The upcoming COP28, scheduled to begin on November 30 in Dubai, is facing increasing scrutiny as the world grapples with unprecedented climate challenges. Record-breaking temperatures, devastating wildfires, and catastrophic floods have dominated headlines this year, fueling concerns about the urgency of addressing man-made climate change.
Sultan Al Jaber, the President of COP28 and a key figure in the United Arab Emirates (UAE), has outlined what he calls the four pillars of the conference: expediting the transition to cleaner energy sources, resolving climate finance issues, prioritizing the well-being of people and their livelihoods, and ensuring inclusivity in decision-making processes.
However, Al Jaber’s leadership role has sparked controversy due to his position as the head of the UAE’s national oil company, Adnoc, one of the world’s largest oil and gas producers. Adnoc recently unveiled a staggering $150 billion expansion strategy, raising eyebrows among climate activists. Al Jaber has faced criticism for suggesting that the failure of past climate conferences stemmed from a lack of cooperation between environmental advocates and fossil fuel corporations.
A central point of contention revolves around Al Jaber’s proposal to involve energy companies in discussions at the COP28 conference, with the aim of meeting the Paris Agreement’s ambitious target of limiting global warming to 1.5 degrees Celsius, requiring a 40% reduction in greenhouse gas emissions by 2030.

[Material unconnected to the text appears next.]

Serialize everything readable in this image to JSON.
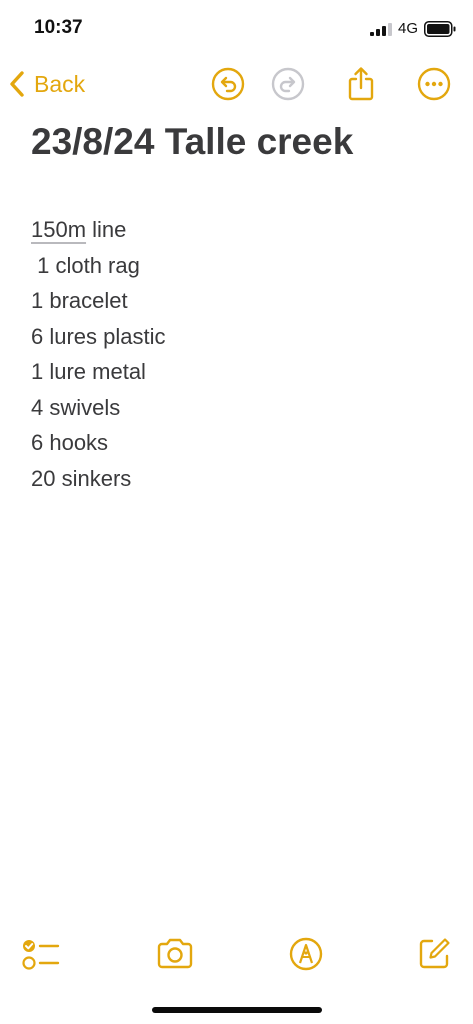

Karim Elgendy, an associate fellow at the Environment and Society Centre at Chatham House, cautioned against giving the oil and gas industry undue influence, stating, “The oil and gas sectors do have a role to play at COP28, but that should not be at the expense of other priorities. Given the obvious responsibility of this sector for emissions, it must be subject to additional checks and balances.”
Despite the UAE’s announcement of plans to invest $54 billion in tripling its renewable energy capacity by 2030, over 80% of the country’s government revenues still rely on oil and gas exports. Experts have raised concerns about how a fossil fuel-dependent economy like the UAE can drive climate action at a pace faster than the market’s natural progression.
Antony Froggatt, Deputy Director of the Environment and Society Centre at Chatham House, emphasized the need for substantial shifts in governmental and corporate positions. He remarked, “The question to ask of the UAE is how can a country with its fossil fuel-dependent economy encourage action much faster than the market will deliver? Yet countries like the UAE and private companies must shift their positions significantly and enable a rapid decline in the global use of fossil fuels.”
Froggatt also criticized overreliance on carbon capture and storage (CCS) and negative emissions technologies, stating they cannot serve as a comprehensive solution to the climate crisis. “Too many countries and businesses are hoping to rely on CCS or negative emissions technologies. That’s the wrong approach. CCS may have a role to play in some hard-to-abate sectors, but sequestering all carbon emissions will not be possible. It is not a get-out-of-jail-free card,” he warned.
As COP28 approaches, the spotlight on Al Jaber and the UAE’s commitment to discuss climate change intensifies, with many voices calling for concrete actions to match the rhetoric and address the pressing global climate emergency.